Governor Larry Hogan is stepping in with $2.5 million from an emergency account to help fix the heat in Baltimore City Schools.
Students were sent home three hours early Monday ahead of the anticipated freezing rain.
Still, concerns are out there for parents about warmth inside the classrooms. All last week, the school district was slammed with heating issues.
The temperatures knocked 85 schools on or offline in the last five days with a peak of 60 buildings down at once because of the cold, unprecedented weather mixed with an aging infrastructure. The issue has pushed city leaders into an ‘all hands on deck’ mentality to make both schools including classrooms safe for students.
“I don’t have time to sit around and figure out who’s in charge. I’m pulling all agencies, whoever wants to help. The private sector has jumped in,” Mayor Catherine Pugh said.
It’s a rush to fix and warm up schools around the city – the blistering, chilly temperatures crippling and exposing the school system.
“Our emergency contractors will work 24/7 with the school system.
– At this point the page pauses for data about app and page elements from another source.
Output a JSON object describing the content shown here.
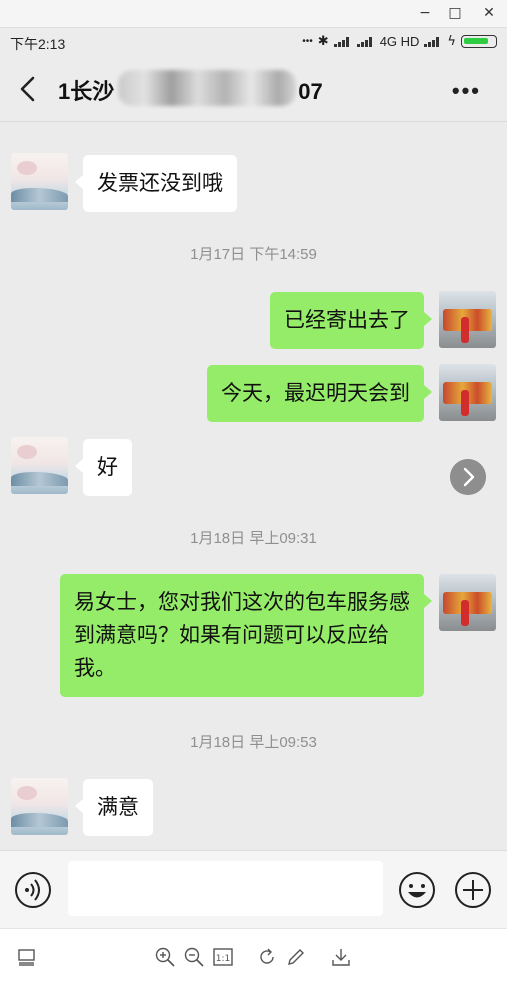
{
  "window": {
    "minimize": "−",
    "maximize": "□",
    "close": "✕"
  },
  "status_bar": {
    "time": "下午2:13",
    "dots": "•••",
    "network": "4G HD"
  },
  "header": {
    "title_prefix": "1长沙",
    "title_suffix": "07",
    "more": "•••"
  },
  "messages": [
    {
      "side": "left",
      "text": "发票还没到哦"
    },
    {
      "timestamp": "1月17日 下午14:59"
    },
    {
      "side": "right",
      "text": "已经寄出去了"
    },
    {
      "side": "right",
      "text": "今天，最迟明天会到"
    },
    {
      "side": "left",
      "text": "好"
    },
    {
      "timestamp": "1月18日 早上09:31"
    },
    {
      "side": "right",
      "text": "易女士，您对我们这次的包车服务感到满意吗？如果有问题可以反应给我。"
    },
    {
      "timestamp": "1月18日 早上09:53"
    },
    {
      "side": "left",
      "text": "满意"
    }
  ],
  "input": {
    "value": ""
  },
  "colors": {
    "chat_bg": "#ebebeb",
    "bubble_right": "#95ec69",
    "bubble_left": "#ffffff",
    "timestamp": "#8f8f8f"
  },
  "icons": [
    "back-arrow-icon",
    "more-dots-icon",
    "voice-icon",
    "emoji-icon",
    "plus-icon",
    "forward-arrow-icon",
    "zoom-in-icon",
    "zoom-out-icon",
    "actual-size-icon",
    "rotate-icon",
    "edit-icon",
    "download-icon",
    "fit-icon"
  ]
}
As I said to Dr. Santelises, ‘tell us what you need and we’re there to help,’” Pugh said.
The mayor, CEO of Baltimore City Schools and other school leaders toured three of the facilities in the worst conditions.
“Where there might be cold classroom spaces, principals are working to accommodate those young people in warm spaces so they will not be sitting in the cold,” CEO Dr. Santelises said.
Parents are stepping in and taking matters into their own hands until issues are fixed.
“With me, because I work from home, it’s a little easier than the parents that are out there working. So I’m able to jump, grab the little ones, and get them,” Betty Clark, a parent, said.
While her kids weren’t in the coldest classrooms, she pulled her kids out anyway.
“Last Tuesday, part of the school had heat and part of the school didn’t. So I just took all of mine,” Clark said.
A drop everything mentality she and other parents have had to have in the last week. And a sudden change in schedule that forces the mayor to take action.
“Any time a school closes, a rec center or facility of public will be opened up and food will be provided,” Mayor Pugh said.
There’s now a new policy in place where when there is a school closure, the nearest rec center will open starting at 10 a.m. to 9 p.m.